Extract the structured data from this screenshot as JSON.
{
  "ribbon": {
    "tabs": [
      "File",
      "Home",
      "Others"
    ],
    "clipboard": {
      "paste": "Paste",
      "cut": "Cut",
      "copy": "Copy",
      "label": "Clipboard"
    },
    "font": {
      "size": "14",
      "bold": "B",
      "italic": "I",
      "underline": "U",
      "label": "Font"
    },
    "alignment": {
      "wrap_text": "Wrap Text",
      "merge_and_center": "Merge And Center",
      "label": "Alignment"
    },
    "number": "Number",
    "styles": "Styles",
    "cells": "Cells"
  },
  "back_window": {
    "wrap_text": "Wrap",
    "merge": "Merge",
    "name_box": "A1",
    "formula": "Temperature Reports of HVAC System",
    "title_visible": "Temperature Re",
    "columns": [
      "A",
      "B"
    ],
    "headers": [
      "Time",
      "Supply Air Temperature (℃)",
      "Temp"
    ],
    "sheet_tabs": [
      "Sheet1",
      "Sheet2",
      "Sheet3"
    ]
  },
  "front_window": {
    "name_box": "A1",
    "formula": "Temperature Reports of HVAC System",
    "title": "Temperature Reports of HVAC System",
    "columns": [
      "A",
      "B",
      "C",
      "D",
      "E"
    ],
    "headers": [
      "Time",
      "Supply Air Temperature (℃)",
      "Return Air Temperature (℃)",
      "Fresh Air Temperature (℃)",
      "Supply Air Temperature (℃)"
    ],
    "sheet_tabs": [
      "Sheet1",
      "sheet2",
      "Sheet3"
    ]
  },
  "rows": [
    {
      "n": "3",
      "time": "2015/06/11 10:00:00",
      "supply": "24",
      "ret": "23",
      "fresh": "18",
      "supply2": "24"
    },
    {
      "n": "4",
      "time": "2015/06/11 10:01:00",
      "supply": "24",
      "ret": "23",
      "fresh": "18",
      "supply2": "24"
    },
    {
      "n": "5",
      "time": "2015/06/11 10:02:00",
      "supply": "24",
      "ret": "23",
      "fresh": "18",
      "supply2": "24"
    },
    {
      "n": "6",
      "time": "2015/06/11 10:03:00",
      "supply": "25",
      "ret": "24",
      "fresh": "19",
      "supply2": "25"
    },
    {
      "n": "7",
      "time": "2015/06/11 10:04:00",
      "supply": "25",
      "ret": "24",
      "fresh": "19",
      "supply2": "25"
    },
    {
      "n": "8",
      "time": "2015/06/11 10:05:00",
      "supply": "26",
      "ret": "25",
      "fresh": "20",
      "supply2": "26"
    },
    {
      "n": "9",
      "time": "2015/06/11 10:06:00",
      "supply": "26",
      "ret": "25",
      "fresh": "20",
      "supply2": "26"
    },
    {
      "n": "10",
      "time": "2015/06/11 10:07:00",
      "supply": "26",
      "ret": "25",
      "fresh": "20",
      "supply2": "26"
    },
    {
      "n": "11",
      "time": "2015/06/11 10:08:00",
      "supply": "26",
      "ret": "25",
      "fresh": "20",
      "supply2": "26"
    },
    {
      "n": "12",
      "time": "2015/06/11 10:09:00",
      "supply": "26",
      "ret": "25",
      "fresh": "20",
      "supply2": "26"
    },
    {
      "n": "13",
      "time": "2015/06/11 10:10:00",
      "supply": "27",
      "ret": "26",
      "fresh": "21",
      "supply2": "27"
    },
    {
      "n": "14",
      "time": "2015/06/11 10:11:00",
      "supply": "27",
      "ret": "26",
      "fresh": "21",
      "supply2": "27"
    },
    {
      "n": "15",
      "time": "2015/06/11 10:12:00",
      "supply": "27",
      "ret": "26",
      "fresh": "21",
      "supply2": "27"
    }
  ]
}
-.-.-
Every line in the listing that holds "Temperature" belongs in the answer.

=== Response to this exercise ===
    "formula": "Temperature Reports of HVAC System",
    "title_visible": "Temperature Re",
      "Supply Air Temperature (℃)",
    "formula": "Temperature Reports of HVAC System",
    "title": "Temperature Reports of HVAC System",
      "Supply Air Temperature (℃)",
      "Return Air Temperature (℃)",
      "Fresh Air Temperature (℃)",
      "Supply Air Temperature (℃)"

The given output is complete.